The team collected data over two years, using X-ray space telescopes XMM-Newton and the Chandra X-Ray Observatory, as well as NICER, the X-ray-monitoring instrument aboard the International Space Station, and the Swift Observatory, along with radio telescopes in Australia.
“We caught the black hole in the soft state with an accretion disk forming, and most of the emission in ultraviolet, with very few in the X-ray,” Pasham says. “Then the disk collapses, the corona gets stronger, and now it’s very bright in X-rays. Eventually there’s not much gas to feed on, and the overall luminosity drops and goes back to undetectable levels.”
The researchers estimate that the black hole tidally disrupted a star about the size of our sun. In the process, it generated an enormous accretion disk, about 12 billion kilometers wide, and emitted gas that they estimated to be about 40,000 Kelvin, or more than 70,000 degrees Fahrenheit. As the disk became weaker and less bright, a corona of compact, high-energy X-rays took over as the dominant phase around the black hole before eventually fading away.
“People have known this cycle to happen in stellar-mass black holes, which are only about 10 solar masses. Now we are seeing this in something 5 million times bigger,” Pasham says.

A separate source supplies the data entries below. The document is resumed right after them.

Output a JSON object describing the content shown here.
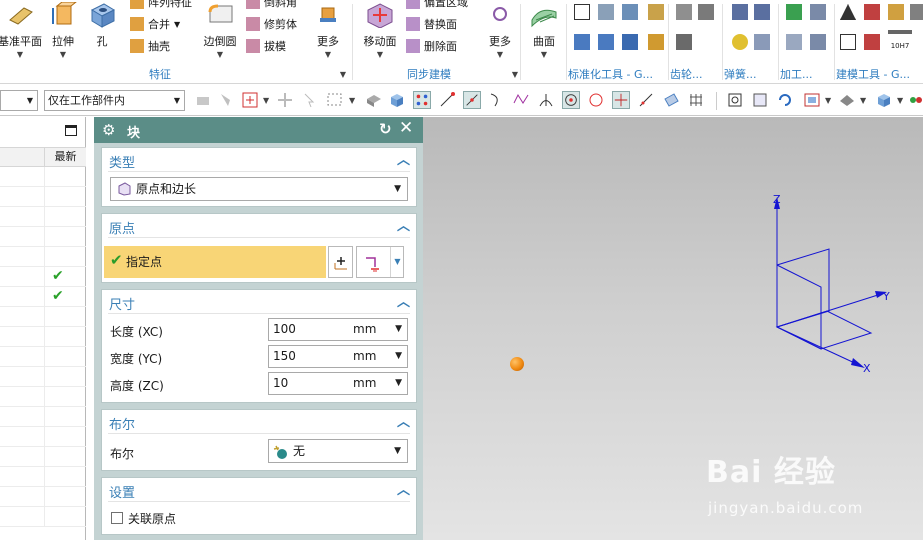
{
  "ribbon": {
    "feature_group": {
      "label": "特征",
      "datum_plane": "基准平面",
      "extrude": "拉伸",
      "hole": "孔",
      "pattern_feature": "阵列特征",
      "unite": "合并",
      "shell": "抽壳",
      "edge_blend": "边倒圆",
      "chamfer": "倒斜角",
      "trim_body": "修剪体",
      "draft": "拔模",
      "more": "更多"
    },
    "sync_group": {
      "label": "同步建模",
      "move_face": "移动面",
      "offset_region": "偏置区域",
      "replace_face": "替换面",
      "delete_face": "删除面",
      "more": "更多"
    },
    "surface_group": {
      "surface": "曲面"
    },
    "std_tools_label": "标准化工具 - G...",
    "gear_label": "齿轮...",
    "spring_label": "弹簧...",
    "machining_label": "加工...",
    "modeling_tools_label": "建模工具 - G...",
    "tolerance_icon_text": "10H7"
  },
  "toolbar2": {
    "filter_value": "",
    "scope_value": "仅在工作部件内"
  },
  "navigator": {
    "column_latest": "最新",
    "rows": [
      {
        "latest": false
      },
      {
        "latest": false
      },
      {
        "latest": false
      },
      {
        "latest": false
      },
      {
        "latest": false
      },
      {
        "latest": true
      },
      {
        "latest": true
      },
      {
        "latest": false
      },
      {
        "latest": false
      },
      {
        "latest": false
      },
      {
        "latest": false
      },
      {
        "latest": false
      },
      {
        "latest": false
      },
      {
        "latest": false
      },
      {
        "latest": false
      },
      {
        "latest": false
      },
      {
        "latest": false
      },
      {
        "latest": false
      }
    ],
    "check_glyph": "✔"
  },
  "dialog": {
    "title": "块",
    "type": {
      "title": "类型",
      "value": "原点和边长"
    },
    "origin": {
      "title": "原点",
      "specify_point": "指定点"
    },
    "dimensions": {
      "title": "尺寸",
      "length_label": "长度 (XC)",
      "length_value": "100",
      "length_unit": "mm",
      "width_label": "宽度 (YC)",
      "width_value": "150",
      "width_unit": "mm",
      "height_label": "高度 (ZC)",
      "height_value": "10",
      "height_unit": "mm"
    },
    "boolean": {
      "title": "布尔",
      "label": "布尔",
      "value": "无"
    },
    "settings": {
      "title": "设置",
      "associative_origin": "关联原点",
      "associative_checked": false
    }
  },
  "viewport": {
    "axis_x": "X",
    "axis_y": "Y",
    "axis_z": "Z",
    "watermark": "Bai 经验",
    "watermark_url": "jingyan.baidu.com"
  },
  "colors": {
    "dialog_title_bar": "#5b8d87",
    "section_title": "#3a7fb5",
    "selected_row": "#f8d576",
    "axis_triad": "#1414d2",
    "check_green": "#2aa12a"
  }
}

“The most exciting prospect for the future is that such tidal disruption events provide a window into the formation of complex structures very close to the supermassive black hole such as the accretion disk and the corona,” says lead author Thomas Wevers, a fellow at the European Southern Observatory. “Studying how these structures form and interact in the extreme environment following the destruction of a star, we can hopefully start to better understand the fundamental physical laws that govern their existence.”

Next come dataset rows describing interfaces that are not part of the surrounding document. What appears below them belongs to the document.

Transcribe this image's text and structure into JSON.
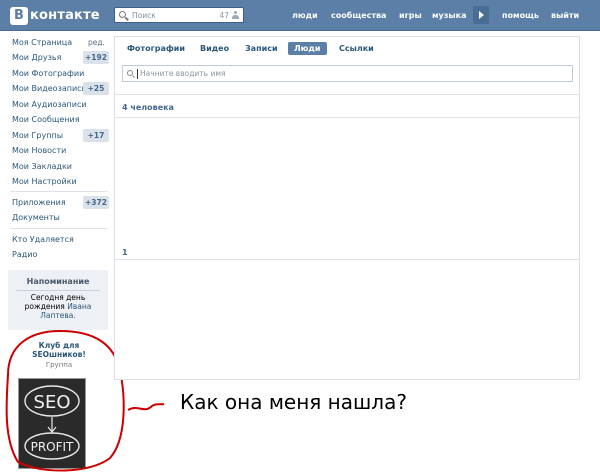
{
  "header": {
    "logo_letter": "В",
    "logo_text": "контакте",
    "search_placeholder": "Поиск",
    "search_count": "47",
    "nav": [
      "люди",
      "сообщества",
      "игры",
      "музыка",
      "помощь",
      "выйти"
    ]
  },
  "sidebar": {
    "items": [
      {
        "label": "Моя Страница",
        "extra": "ред."
      },
      {
        "label": "Мои Друзья",
        "badge": "+192"
      },
      {
        "label": "Мои Фотографии"
      },
      {
        "label": "Мои Видеозаписи",
        "badge": "+25"
      },
      {
        "label": "Мои Аудиозаписи"
      },
      {
        "label": "Мои Сообщения"
      },
      {
        "label": "Мои Группы",
        "badge": "+17"
      },
      {
        "label": "Мои Новости"
      },
      {
        "label": "Мои Закладки"
      },
      {
        "label": "Мои Настройки"
      },
      {
        "label": "Приложения",
        "badge": "+372"
      },
      {
        "label": "Документы"
      },
      {
        "label": "Кто Удаляется"
      },
      {
        "label": "Радио"
      }
    ],
    "reminder": {
      "title": "Напоминание",
      "text_today": "Сегодня",
      "text_day": "день",
      "text_birthday": "рождения",
      "name_first": "Ивана",
      "name_last": "Лаптева."
    },
    "club": {
      "title_line1": "Клуб для",
      "title_line2": "SEOшников!",
      "subtitle": "Группа",
      "image_text_top": "SEO",
      "image_text_bottom": "PROFIT"
    }
  },
  "main": {
    "tabs": [
      "Фотографии",
      "Видео",
      "Записи",
      "Люди",
      "Ссылки"
    ],
    "active_tab": "Люди",
    "search_placeholder": "Начните вводить имя",
    "people_count": "4 человека",
    "page": "1"
  },
  "annotation": "Как она меня нашла?",
  "colors": {
    "header_bg": "#5b7fa6",
    "link": "#2b587a",
    "badge_bg": "#dae1e8",
    "annotation_ring": "#cc0000"
  }
}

In addition to showing that black holes experience accretion in the same way, regardless of their size, the results represent only the second time that scientists have captured the formation of a corona from beginning to end.
“A corona is a very mysterious entity, and in the case of supermassive black holes, people have studied established coronas but don’t know when or how they formed,” Pasham says. “We’ve demonstrated you can use tidal disruption events to capture corona formation. I’m excited about using these events in the future to figure out what exactly is the corona.”
This research was partially supported by the Australian Government through the Australian Research Council’s Discovery Projects funding scheme.